[Stored records]
──────────
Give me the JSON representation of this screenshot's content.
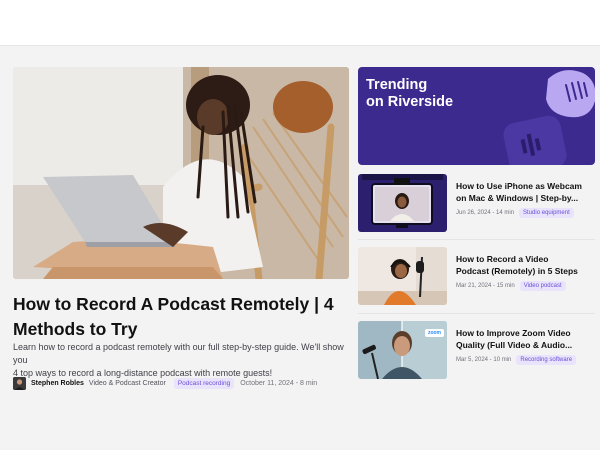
{
  "featured": {
    "title_line1": "How to Record A Podcast Remotely | 4",
    "title_line2": "Methods to Try",
    "excerpt_line1": "Learn how to record a podcast remotely with our full step-by-step guide. We'll show you",
    "excerpt_line2": "4 top ways to record a long-distance podcast with remote guests!",
    "author": "Stephen Robles",
    "role": "Video & Podcast Creator",
    "tag": "Podcast recording",
    "date": "October 11, 2024 - 8 min"
  },
  "trending": {
    "line1": "Trending",
    "line2": "on Riverside"
  },
  "articles": [
    {
      "title_line1": "How to Use iPhone as Webcam",
      "title_line2": "on Mac & Windows | Step-by...",
      "date": "Jun 26, 2024 - 14 min",
      "tag": "Studio equipment"
    },
    {
      "title_line1": "How to Record a Video",
      "title_line2": "Podcast (Remotely) in 5 Steps",
      "date": "Mar 21, 2024 - 15 min",
      "tag": "Video podcast"
    },
    {
      "title_line1": "How to Improve Zoom Video",
      "title_line2": "Quality (Full Video & Audio...",
      "date": "Mar 5, 2024 - 10 min",
      "tag": "Recording software",
      "thumb_badge": "zoom"
    }
  ],
  "colors": {
    "brand_purple": "#3c2a8e",
    "tag_bg": "#e9e3fb",
    "tag_text": "#6b4fd8"
  }
}
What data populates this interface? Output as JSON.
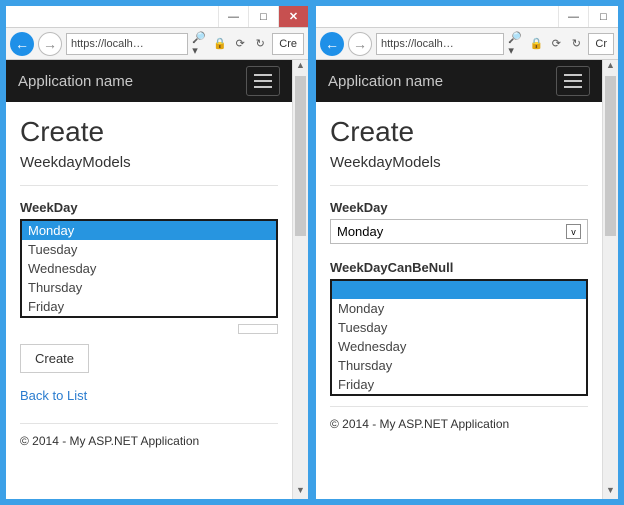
{
  "browser": {
    "url_text": "https://localh…",
    "tab_text_left": "Cre",
    "tab_text_right": "Cr"
  },
  "app_name": "Application name",
  "page_title": "Create",
  "subtitle": "WeekdayModels",
  "left": {
    "label_weekday": "WeekDay",
    "options": [
      "Monday",
      "Tuesday",
      "Wednesday",
      "Thursday",
      "Friday"
    ],
    "selected_index": 0,
    "create_btn": "Create",
    "back_link": "Back to List"
  },
  "right": {
    "label_weekday": "WeekDay",
    "dropdown_value": "Monday",
    "label_null": "WeekDayCanBeNull",
    "options": [
      "Monday",
      "Tuesday",
      "Wednesday",
      "Thursday",
      "Friday"
    ],
    "selected_blank": true
  },
  "footer_text": "© 2014 - My ASP.NET Application"
}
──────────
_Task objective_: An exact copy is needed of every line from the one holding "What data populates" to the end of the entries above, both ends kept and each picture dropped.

_Written solution_:
What data populates this interface? Output as JSON.
{
  "browser": {
    "url_text": "https://localh…",
    "tab_text_left": "Cre",
    "tab_text_right": "Cr"
  },
  "app_name": "Application name",
  "page_title": "Create",
  "subtitle": "WeekdayModels",
  "left": {
    "label_weekday": "WeekDay",
    "options": [
      "Monday",
      "Tuesday",
      "Wednesday",
      "Thursday",
      "Friday"
    ],
    "selected_index": 0,
    "create_btn": "Create",
    "back_link": "Back to List"
  },
  "right": {
    "label_weekday": "WeekDay",
    "dropdown_value": "Monday",
    "label_null": "WeekDayCanBeNull",
    "options": [
      "Monday",
      "Tuesday",
      "Wednesday",
      "Thursday",
      "Friday"
    ],
    "selected_blank": true
  },
  "footer_text": "© 2014 - My ASP.NET Application"
}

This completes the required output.